Chief Whip wanted to ‘bring down Coalition’ says Ferris
Ousted Labour TD Anne Ferris has claimed her party's chief whip Emmet Stagg suggested collapsing the Coalition over the divisive abortion bill which forced her from the party.
The shock claim comes as a Sunday Independent/ Millward Brown poll finds more than half of people want the contentious Eighth Amendment of the constitution repealed to allow for terminations in cases of unwanted pregnancies.
And more worryingly for Tánaiste Joan Burton after a week of controversy over abortion, the vast majority of Labour supporters are in favour of the constitutional change.
In an exclusive interview with the Sunday Independent, Ms Ferris reveals Mr Stagg, a senior and influential Labour stalwart, said the abortion controversy "wouldn't be the worst issue to go out on" almost a week before she was forced from the parliamentary party for voting with her conscience.
Mr Stagg denied he made the suggestion and claims Ms Ferris "misunderstood" his remarks in the aftermath of a debate on a bill seeking to legislate for terminations for cases of fatal foetal abnormalities.
The war of words follows a week of internal conflict for Labour which resulted in Ms Ferris losing the party whip for voting in favour of the legislation put forward by Independent TD Clare Daly.
The official line from Labour was it could not vote for the legislation because it was unconstitutional.
But speaking after her exit from the parliamentary party, Ms Ferris rounded on her former colleagues saying it was "shameful" not to support a piece of legislation that is an essential part of Labour policy.
"I honestly believe there were people in the chamber hiding behind the constitution and using it as an excuse not to deal with that bill," she told the Sunday Independent.
Ms Ferris also hit out at Labour members who are ardently pro choice but have allowed themselves to be "gagged" since they entered Government.

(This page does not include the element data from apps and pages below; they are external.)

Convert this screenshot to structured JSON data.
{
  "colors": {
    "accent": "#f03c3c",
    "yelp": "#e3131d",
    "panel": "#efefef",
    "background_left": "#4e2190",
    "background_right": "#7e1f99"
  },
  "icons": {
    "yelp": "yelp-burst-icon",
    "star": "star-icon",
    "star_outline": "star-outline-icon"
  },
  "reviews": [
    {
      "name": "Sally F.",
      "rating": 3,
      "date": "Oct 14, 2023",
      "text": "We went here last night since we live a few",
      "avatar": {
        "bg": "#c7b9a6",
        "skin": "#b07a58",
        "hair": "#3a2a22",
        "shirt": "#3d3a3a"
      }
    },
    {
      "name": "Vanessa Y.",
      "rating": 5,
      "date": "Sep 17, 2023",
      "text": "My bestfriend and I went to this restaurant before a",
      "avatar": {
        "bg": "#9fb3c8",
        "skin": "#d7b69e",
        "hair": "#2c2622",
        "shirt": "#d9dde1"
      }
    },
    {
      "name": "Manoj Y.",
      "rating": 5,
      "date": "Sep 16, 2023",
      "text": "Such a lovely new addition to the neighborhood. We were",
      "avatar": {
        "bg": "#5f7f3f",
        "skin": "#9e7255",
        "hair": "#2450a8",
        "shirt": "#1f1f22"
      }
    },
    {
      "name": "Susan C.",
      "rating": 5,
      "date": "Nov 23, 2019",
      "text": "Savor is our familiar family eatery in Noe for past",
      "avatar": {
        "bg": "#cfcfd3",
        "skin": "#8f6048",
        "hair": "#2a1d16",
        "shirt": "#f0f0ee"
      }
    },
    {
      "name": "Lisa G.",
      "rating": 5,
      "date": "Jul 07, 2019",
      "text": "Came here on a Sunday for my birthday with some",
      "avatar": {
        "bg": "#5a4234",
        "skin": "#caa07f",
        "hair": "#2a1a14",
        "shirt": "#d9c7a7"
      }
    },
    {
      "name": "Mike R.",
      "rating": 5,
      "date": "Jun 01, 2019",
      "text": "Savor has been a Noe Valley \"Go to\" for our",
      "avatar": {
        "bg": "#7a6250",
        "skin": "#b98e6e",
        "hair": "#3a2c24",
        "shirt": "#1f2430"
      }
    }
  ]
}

Ms Ferris ruled out rushing back to the party and will instead "take time" to consider her options.
"I feel in a very lonely place at the moment. They haven't been rushing to the phone to say 'how are you feeling Anne, sorry we couldn't support you'. No one has picked up the phone to ring me," she said
"I don't want to upset people because it's not my style. At the same time, I am fairly resolute that I am going to take some time out now and figure out what is the best thing for me to do for the future."
"I feel very hurt and very disappointed that the Labour Party didn't grasp the opportunity to progress the legislation that would have made a huge difference to the lives of women and their families.
"It has the support of the majority of the people in the country and I believe that all the issues regarding the constitutionality of the bill could have been teased out," she added.
She said it is unlikely Labour will have an opportunity after the next General Election to help women with unviable pregnancies and the next 12 months is the party's time to address the issue.
"We had an opportunity to do it, in my humble opinion, and I think it's shameful from the Labour Party that we didn't," she told this newspaper.
Ms Ferris, who almost lost the party whip last month over the passing of the terms of reference for the mother and baby homes inquiry, also urged Ms Burton to listen to her party members.
"I think it is a danger of anybody, not just people in the Labour Party, to find themselves surrounded by their advisors and listening to what they are being told by these advisors. That is a huge danger," she said.
"They are taking their finger off the pulse. They should be listening to their TDs and senators or to the people on the street," she added. Labour was severely damaged by last week's abortion controversy despite being the only party with clear policy on the issue.
Labour TDs were given an emergency briefing on the constitutional reasons for voting against the bill as tensions grew within the party ranks.
Both Sinn Fein and Fianna Fail ducked the issue by abstaining and allowing a free vote when the bill was put before the Dail on Tuesday. Labour appealed to Fine Gael to allow a free vote on the hugely controversial issue but was shot down by their majority Coalition partner.
A debate on Ms Daly's bill was held two weeks ago and it is after this debate Ms Ferris claims she spoke with Mr Stagg about Labour's options ahead of a vote the following week.
Ms Ferris said she was "heartened" by Mr Stagg's comment that Labour could walk on the issue and felt it showed he supported her stance. However, Mr Stagg denied outright he made the remarks and said he has no intention of bringing down the Coalition over any issue.
"I'm not in the field of looking for something good to go out on, I'm in the field of staying in for as long as possible," Mr Stagg told the Sunday Independent.
"I'm not calling her a liar or anything like that. I'm just saying she must have misunderstood me. I didn't say anything like that and I wouldn't say anything in 100 years of that. My job is keeping people in."
Mr Stagg said his party would "love" to have a referendum on the Eighth Amendment but Fine Gael would not allow it. He also hit out at Fianna Fail and Sinn Fein for refusing to have a stance on abortion.